[This is a repost from my older, defunct blog]
This Wednesday Ed and I attended the Future of Web Design conference in Kensington, Londinium. I’d never been to anything like this before so I wasn’t sure what to expect. I found the experience really enjoyable, it was really interesting to be with so many people interested in that kind of thing, and the talks, whilst often things I knew or common sense, still helped bring my mind back to what I should be doing, and what the web’s about.
That said, I’m a student, I’ve worked in industry not even two years. From what I’ve read on other blogs the professionals weren’t as keen on the day as I was, but I do think that had a lot to do with the level of experience – I’m sure a lot of them have been to a lot of conferences. As it was there weren’t many students there at all, just our small crowd from Pompey and maybe one or two others. Definitely a professional day. I did enjoy it and I did find it interesting. I’m glad uni suggested it, and I think the experience was well worth the (hefty) 60 pounds…
I have some not so great photos I’ll probably stick on my flickr next time I’m at home.
These are some of my notes from the day. Made as coherent as possible, I was very tired that day :S
Finding Your Creative Vein
Brendan Dawes [magneticNorth]
Brendan talked a lot about the “wrapping” of a site, the extra small touches, creating anticipation – these things that offline enhance an experience. Efficiency is perhaps not always key.
To illustrate this he showed the Diesel website his company did for a handbag competition, which included quite an extensive path before you got to the “submit yourself” section. I thought it worked really well – and according to the public response it did. It draws you in – it creates an experience – something a lot of the speakers mentioned – experience. I tend to refer to web design – or anything I do – as experience design. It doesn’t really matter what media it is, ever since I discovered one of Shedroff’s pieces on just that. Experience is the key.
One thing I loved was an interface made with Play-Doh. The amount of Play-Doh on the screen affected how quickly a movie clip would run. Quite ingenious. Play-Doh is the best. They’re the best for using it.
People like playing.
Brendan finished with a great quote:
“They who dream by day are cognizant of many things which escape those who dream only by night.” – Poe
Designing for Web Apps
Ryan Singer [37signals]
10 Tips for Sign Up Forms
- Making stuff up is hard – start with the basics.
- Username is taken – Ajax has functionality that checks while you type – genius!
- What is your cousin’s sister’s dog’s name? – Only ask for enough info to get rolling. Leave large profiles etc to be filled in later if user wishes.
- Words are your friends – ask questions, relax, you’re talking to people.

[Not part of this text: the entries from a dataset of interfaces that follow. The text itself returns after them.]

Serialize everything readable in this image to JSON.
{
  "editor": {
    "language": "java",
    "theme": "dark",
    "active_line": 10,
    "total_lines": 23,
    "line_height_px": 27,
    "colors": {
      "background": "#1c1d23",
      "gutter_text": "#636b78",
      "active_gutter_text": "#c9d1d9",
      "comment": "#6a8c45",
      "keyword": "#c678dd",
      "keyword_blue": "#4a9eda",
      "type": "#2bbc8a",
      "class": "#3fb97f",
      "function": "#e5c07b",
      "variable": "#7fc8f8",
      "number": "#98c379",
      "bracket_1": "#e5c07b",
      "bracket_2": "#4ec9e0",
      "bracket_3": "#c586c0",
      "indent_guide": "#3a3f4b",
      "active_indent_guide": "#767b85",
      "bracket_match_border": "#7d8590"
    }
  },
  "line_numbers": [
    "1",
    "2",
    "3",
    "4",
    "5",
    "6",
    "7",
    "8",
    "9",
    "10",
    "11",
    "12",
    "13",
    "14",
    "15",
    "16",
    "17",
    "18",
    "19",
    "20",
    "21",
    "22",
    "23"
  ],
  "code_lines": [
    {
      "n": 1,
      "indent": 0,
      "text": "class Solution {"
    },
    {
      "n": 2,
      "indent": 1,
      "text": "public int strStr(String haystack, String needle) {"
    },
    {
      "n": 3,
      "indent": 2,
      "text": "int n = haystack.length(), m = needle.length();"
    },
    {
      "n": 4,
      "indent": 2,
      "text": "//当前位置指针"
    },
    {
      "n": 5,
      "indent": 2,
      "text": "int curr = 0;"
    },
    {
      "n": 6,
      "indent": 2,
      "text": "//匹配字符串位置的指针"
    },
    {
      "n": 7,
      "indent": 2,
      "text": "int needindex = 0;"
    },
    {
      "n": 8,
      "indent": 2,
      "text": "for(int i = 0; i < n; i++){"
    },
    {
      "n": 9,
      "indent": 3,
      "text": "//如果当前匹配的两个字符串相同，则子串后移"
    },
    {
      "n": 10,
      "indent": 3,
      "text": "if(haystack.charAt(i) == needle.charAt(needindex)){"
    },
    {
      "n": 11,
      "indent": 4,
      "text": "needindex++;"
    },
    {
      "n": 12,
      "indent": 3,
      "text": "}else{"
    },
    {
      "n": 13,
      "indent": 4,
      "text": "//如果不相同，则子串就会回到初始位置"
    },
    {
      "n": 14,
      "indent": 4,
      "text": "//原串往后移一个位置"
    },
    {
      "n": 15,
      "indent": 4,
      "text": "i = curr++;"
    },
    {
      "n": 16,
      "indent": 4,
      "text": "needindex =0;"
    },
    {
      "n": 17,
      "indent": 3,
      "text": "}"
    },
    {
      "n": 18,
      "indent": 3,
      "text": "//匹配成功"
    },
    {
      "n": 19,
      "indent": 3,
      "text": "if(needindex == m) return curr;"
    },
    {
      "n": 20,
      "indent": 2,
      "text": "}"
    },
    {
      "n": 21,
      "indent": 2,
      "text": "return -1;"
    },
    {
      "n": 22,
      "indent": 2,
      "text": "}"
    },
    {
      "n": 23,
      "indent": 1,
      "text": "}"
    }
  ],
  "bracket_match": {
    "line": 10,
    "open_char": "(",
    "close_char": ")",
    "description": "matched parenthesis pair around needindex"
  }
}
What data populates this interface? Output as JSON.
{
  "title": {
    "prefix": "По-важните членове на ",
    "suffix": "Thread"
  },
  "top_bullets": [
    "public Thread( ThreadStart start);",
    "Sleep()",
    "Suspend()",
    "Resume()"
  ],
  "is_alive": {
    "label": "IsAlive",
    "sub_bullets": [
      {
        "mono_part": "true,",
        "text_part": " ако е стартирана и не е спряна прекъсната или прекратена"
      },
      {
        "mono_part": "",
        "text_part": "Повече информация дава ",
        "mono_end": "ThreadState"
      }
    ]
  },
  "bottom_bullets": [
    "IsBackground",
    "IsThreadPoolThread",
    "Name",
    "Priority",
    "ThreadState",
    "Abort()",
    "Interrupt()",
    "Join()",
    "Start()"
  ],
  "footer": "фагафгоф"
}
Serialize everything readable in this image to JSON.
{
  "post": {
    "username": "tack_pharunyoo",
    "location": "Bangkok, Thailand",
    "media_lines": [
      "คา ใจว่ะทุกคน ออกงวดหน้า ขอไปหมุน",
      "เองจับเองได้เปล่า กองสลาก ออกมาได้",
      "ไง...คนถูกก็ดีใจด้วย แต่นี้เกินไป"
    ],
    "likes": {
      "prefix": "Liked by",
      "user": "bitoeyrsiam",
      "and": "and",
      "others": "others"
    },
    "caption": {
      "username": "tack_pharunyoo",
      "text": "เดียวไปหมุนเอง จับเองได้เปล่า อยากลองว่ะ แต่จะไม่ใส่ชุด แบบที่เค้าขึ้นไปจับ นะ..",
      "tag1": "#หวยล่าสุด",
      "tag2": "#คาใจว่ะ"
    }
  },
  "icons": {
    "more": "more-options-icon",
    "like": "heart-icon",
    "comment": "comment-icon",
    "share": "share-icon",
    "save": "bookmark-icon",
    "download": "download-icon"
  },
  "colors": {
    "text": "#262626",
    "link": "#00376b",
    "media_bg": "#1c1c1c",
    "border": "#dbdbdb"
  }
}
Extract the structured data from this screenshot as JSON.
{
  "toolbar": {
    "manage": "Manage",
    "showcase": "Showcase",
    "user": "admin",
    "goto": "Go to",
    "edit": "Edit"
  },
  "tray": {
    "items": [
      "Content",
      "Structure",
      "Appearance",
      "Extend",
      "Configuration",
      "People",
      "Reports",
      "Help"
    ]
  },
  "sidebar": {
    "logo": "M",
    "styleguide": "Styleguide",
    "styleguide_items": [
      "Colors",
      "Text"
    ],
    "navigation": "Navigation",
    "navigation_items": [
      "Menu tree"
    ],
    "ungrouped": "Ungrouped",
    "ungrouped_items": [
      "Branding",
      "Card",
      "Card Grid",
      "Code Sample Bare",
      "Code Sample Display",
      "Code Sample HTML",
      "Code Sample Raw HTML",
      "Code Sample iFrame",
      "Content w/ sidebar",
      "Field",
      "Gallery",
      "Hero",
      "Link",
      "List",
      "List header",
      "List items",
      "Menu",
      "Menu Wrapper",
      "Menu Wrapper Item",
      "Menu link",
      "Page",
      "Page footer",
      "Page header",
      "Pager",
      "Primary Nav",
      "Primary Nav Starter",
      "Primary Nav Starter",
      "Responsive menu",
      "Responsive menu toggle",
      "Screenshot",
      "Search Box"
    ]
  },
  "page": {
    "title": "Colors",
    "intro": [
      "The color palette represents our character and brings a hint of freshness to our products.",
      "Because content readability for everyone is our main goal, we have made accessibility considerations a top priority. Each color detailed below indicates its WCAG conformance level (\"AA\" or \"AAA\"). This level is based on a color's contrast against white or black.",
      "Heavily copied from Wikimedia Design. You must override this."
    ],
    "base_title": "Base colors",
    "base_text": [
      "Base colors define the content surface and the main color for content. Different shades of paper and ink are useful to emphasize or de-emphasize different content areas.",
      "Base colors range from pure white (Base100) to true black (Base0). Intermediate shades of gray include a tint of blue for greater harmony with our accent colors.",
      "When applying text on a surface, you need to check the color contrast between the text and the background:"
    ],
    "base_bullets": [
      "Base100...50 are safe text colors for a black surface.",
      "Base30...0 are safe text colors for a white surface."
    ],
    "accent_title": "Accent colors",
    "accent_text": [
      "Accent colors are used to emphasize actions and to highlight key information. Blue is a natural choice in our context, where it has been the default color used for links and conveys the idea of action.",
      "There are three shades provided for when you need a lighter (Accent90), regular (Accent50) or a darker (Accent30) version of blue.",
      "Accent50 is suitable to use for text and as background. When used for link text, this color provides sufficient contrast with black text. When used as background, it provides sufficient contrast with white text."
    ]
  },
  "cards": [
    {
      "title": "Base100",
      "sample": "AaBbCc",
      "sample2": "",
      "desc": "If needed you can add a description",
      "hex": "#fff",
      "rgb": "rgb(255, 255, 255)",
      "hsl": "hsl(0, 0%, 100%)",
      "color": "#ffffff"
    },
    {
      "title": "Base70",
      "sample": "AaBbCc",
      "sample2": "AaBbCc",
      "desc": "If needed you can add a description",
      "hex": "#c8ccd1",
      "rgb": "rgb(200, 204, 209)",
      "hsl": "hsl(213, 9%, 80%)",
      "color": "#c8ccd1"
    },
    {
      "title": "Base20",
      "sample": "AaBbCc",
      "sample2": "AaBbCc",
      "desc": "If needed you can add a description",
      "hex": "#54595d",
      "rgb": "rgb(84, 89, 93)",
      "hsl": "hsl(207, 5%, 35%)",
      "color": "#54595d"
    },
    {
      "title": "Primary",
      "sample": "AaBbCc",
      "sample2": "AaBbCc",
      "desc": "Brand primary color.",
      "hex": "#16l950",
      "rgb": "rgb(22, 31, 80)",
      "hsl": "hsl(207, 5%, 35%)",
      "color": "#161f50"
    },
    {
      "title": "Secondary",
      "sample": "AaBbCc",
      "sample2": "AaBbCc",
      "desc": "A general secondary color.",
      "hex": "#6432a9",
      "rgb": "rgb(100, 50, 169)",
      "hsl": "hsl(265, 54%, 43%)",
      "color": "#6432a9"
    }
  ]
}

- Characters it doesn’t like – eliminate error frustration.
- Muse me – give examples.
- Tell me what I’m getting.
- Warning OMG everything’s broken! – Think like a human when writing error messages.
- Welcome – first time visit, say thanks, bookmark this page etc. Continuity in experience.
- Just give me the keys – make it easy, keep confirmation email simple.
Keep momentum. Sign up doesn’t stop at submit.
Users don’t care about using your app, they want to “kick ass”.
I quite liked this little tip session – I know I never really think when creating forms…
I made many more notes that day, all extremely useful.